The lottery is a way for governments and charities to raise money by selling tickets that have different numbers on them. The numbers are then drawn by chance and the people with those numbers on their tickets win prizes. A lottery can also be used to determine fates, such as a court case or death sentence. It is an extremely popular form of gambling, and it is estimated that people spend over $80 billion on lottery tickets every year.
While casting lots for important decisions and determining fates by lot has a long history in human culture, public lotteries are much more recent. In the seventeenth and eighteenth centuries, they were a popular way for communities to raise funds for building public buildings and supporting charitable causes. In the twentieth century, their popularity rose as states faced declining tax revenues and increasing demands on their social safety nets.
Lotteries are marketed as harmless and fun, but they have serious consequences for families, especially those with lower incomes. Purchasing lottery tickets is a form of gambling, and the odds of winning are incredibly small. The odds of winning a large prize, such as a million dollars, are about one in three million. In addition, the purchase of lottery tickets reduces people’s ability to save for retirement or other important goals.
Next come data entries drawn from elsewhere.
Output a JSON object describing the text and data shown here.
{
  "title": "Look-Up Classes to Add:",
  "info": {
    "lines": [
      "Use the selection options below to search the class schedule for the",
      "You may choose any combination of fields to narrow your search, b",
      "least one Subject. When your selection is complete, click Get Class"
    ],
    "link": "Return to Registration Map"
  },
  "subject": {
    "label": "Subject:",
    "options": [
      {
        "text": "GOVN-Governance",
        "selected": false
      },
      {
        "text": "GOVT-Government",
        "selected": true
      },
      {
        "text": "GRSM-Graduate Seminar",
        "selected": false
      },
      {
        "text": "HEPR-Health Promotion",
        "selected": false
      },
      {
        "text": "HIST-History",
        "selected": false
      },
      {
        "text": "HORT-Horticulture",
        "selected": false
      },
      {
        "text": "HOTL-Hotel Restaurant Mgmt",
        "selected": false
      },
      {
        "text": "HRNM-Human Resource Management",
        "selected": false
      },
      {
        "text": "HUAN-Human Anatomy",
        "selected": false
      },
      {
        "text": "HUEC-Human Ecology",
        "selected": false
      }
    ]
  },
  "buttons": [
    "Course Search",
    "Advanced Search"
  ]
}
In the short term, lotteries provide an attractive option for low-income individuals who can’t afford to invest in other financial opportunities. For instance, they can choose to buy a few $1 or $2 tickets and have a small chance of winning thousands in prizes. However, the purchase of lottery tickets can lead to addiction, and people often lose control over how much they spend on tickets. This can lead to massive debt, credit card debt and even bankruptcy.
Despite the risk of becoming addicted, most people are not deterred by the potential for large jackpots. The odds of winning are not as high as they used to be, but this does not stop people from buying tickets. The appeal of the lottery is in its low risk, and it’s an easy way to get a little extra cash.
Many states have marketed their lotteries as a way to promote education, and the proceeds from these lotteries helped build several American colleges. But these claims are misleading. Despite the fact that the money raised by lotteries does contribute to state budgets, research shows that this money is rarely spent on education. Instead, most of it is diverted to other uses.
In the end, the main reason that lottery commissions are so successful is that they understand how to market their products. They use a mix of advertising, math and psychology to keep people playing and spending. In this way, they are not unlike the strategies of tobacco companies or video-game makers. The only difference is that this behavior occurs under the auspices of a government agency.